At the Air Force Museum you will find (among many other treasures) one of the 4 surviving examples of one of the iconic objects of my inner life: the Convair B-36 Peacemaker bomber, the largest land based aircraft to ever enter series production. I have loved the B-36, and especially this particular aircraft. since I was a kid in elementary school. Six turning, four burning.
As you see from these phone camera shots, the Dayton B-36 is kept in a large hangar (well, obviously– you wouldn’t keep it in a small hangar) that is mostly dark and lit with a jillion tiny little spotlights. It’s a challenging photographic environment as I well know, and Wolfie has done a decent job managing it from behind his phone, which I think is a Samsung. With his permission I have given the shots a bit of a tweak in FastStone– crops, sharpening and adjustments to highlights and contrast, mostly. Thanks very much to Wolfie for sharing his visit to the B-36 with the blog.
He got the whole thing into one phone camera shot! This is an excellent use of a wide angle lens on any camera. Plus if you squint at at this image you can easily imagine that the B-36 is outside, on the tarmac of a busy airport at night. That’s a nice thing to imagine.
And of course there is this shot. Everyone who has ever visited this museum with a camera has taken this shot of the SAC insignia on the Milky Way “sash” on the port side of the B-36’s nose.

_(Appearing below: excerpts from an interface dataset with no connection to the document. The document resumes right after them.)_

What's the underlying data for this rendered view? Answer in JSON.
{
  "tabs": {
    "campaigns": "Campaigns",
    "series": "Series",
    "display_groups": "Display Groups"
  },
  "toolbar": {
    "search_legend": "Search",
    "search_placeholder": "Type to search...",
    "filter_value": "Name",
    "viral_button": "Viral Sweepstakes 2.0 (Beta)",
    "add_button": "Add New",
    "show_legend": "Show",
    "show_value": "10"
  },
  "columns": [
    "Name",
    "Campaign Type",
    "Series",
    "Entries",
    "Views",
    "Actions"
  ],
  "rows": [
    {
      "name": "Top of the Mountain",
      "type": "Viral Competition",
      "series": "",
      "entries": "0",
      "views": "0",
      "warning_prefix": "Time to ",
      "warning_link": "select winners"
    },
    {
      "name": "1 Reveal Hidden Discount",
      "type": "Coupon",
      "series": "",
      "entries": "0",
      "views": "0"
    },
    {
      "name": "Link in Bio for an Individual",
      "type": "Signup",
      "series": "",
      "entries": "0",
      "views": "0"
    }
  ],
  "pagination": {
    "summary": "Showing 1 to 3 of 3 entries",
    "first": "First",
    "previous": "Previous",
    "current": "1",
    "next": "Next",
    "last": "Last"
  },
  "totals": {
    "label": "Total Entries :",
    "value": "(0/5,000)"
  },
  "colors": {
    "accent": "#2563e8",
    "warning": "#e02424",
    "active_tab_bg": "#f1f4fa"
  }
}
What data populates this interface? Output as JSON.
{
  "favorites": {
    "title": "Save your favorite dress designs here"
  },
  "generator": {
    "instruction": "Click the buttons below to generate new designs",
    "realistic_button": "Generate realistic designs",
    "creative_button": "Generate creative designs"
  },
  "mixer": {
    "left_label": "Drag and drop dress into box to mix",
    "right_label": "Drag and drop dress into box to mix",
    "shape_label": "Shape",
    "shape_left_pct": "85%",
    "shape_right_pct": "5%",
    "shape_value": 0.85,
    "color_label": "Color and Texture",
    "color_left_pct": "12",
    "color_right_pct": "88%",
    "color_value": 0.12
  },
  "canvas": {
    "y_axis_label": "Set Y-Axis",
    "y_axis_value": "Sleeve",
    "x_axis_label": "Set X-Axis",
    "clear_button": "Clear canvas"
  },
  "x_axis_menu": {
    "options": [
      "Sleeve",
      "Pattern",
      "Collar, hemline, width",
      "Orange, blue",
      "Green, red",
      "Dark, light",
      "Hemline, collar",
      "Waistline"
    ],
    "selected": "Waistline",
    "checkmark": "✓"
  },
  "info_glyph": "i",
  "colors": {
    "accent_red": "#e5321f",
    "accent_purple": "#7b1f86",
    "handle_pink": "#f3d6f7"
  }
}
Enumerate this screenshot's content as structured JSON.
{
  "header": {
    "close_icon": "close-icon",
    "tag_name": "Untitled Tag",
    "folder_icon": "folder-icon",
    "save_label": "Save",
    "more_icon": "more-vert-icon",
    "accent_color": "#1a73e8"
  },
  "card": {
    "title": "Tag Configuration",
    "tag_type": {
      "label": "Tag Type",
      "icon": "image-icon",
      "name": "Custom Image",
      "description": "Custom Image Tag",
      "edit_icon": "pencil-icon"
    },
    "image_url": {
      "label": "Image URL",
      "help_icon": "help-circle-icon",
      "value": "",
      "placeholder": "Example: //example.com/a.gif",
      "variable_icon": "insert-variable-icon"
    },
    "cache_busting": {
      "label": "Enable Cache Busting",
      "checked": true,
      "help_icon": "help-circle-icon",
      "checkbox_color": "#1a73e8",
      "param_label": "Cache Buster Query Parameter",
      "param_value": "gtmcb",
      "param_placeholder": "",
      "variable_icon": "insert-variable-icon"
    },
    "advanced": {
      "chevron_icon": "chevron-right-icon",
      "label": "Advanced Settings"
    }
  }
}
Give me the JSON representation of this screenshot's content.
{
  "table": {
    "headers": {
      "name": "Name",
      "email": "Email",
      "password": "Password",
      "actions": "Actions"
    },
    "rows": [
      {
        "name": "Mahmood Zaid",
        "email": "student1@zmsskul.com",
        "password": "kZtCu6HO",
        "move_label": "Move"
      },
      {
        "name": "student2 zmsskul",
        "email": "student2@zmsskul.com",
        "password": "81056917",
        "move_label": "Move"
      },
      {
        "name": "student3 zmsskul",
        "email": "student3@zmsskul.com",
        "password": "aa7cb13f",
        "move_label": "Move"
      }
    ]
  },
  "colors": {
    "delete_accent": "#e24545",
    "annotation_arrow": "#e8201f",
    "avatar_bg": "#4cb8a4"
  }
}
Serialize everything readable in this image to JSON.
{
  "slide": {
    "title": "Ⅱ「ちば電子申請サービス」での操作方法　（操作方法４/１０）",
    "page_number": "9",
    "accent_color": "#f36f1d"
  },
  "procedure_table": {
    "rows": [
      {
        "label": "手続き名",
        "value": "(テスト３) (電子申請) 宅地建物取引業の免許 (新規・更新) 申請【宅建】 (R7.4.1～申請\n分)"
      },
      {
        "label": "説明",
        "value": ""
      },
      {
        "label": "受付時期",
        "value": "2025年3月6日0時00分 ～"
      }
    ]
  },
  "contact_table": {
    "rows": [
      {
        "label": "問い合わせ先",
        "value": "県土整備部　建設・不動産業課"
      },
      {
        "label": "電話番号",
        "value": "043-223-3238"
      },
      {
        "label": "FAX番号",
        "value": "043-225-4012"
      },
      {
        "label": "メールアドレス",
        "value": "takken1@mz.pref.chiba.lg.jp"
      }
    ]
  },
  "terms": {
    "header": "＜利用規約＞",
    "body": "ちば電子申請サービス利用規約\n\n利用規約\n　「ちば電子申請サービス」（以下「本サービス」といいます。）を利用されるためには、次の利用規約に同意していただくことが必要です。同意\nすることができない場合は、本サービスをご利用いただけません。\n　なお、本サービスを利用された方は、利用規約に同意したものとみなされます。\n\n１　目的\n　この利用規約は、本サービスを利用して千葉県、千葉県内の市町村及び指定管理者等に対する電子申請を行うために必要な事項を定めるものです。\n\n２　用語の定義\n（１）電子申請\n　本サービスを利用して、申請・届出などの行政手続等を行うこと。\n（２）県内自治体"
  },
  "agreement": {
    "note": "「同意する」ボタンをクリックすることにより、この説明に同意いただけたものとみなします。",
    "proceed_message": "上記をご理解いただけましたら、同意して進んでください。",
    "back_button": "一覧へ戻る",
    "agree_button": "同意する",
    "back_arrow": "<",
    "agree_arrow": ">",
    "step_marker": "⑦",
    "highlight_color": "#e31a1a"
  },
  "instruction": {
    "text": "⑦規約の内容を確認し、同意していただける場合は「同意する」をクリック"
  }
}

It’s a very, very long way up.
(For those who are trying to figure it out, the silver aircraft under the Big Guy’s wing in the first image is a Lockheed F-94 C Starfire interceptor, the final version of the Lockheed Shooting Star first generation jet fighter.)
More from the Air Force Museum tomorrow.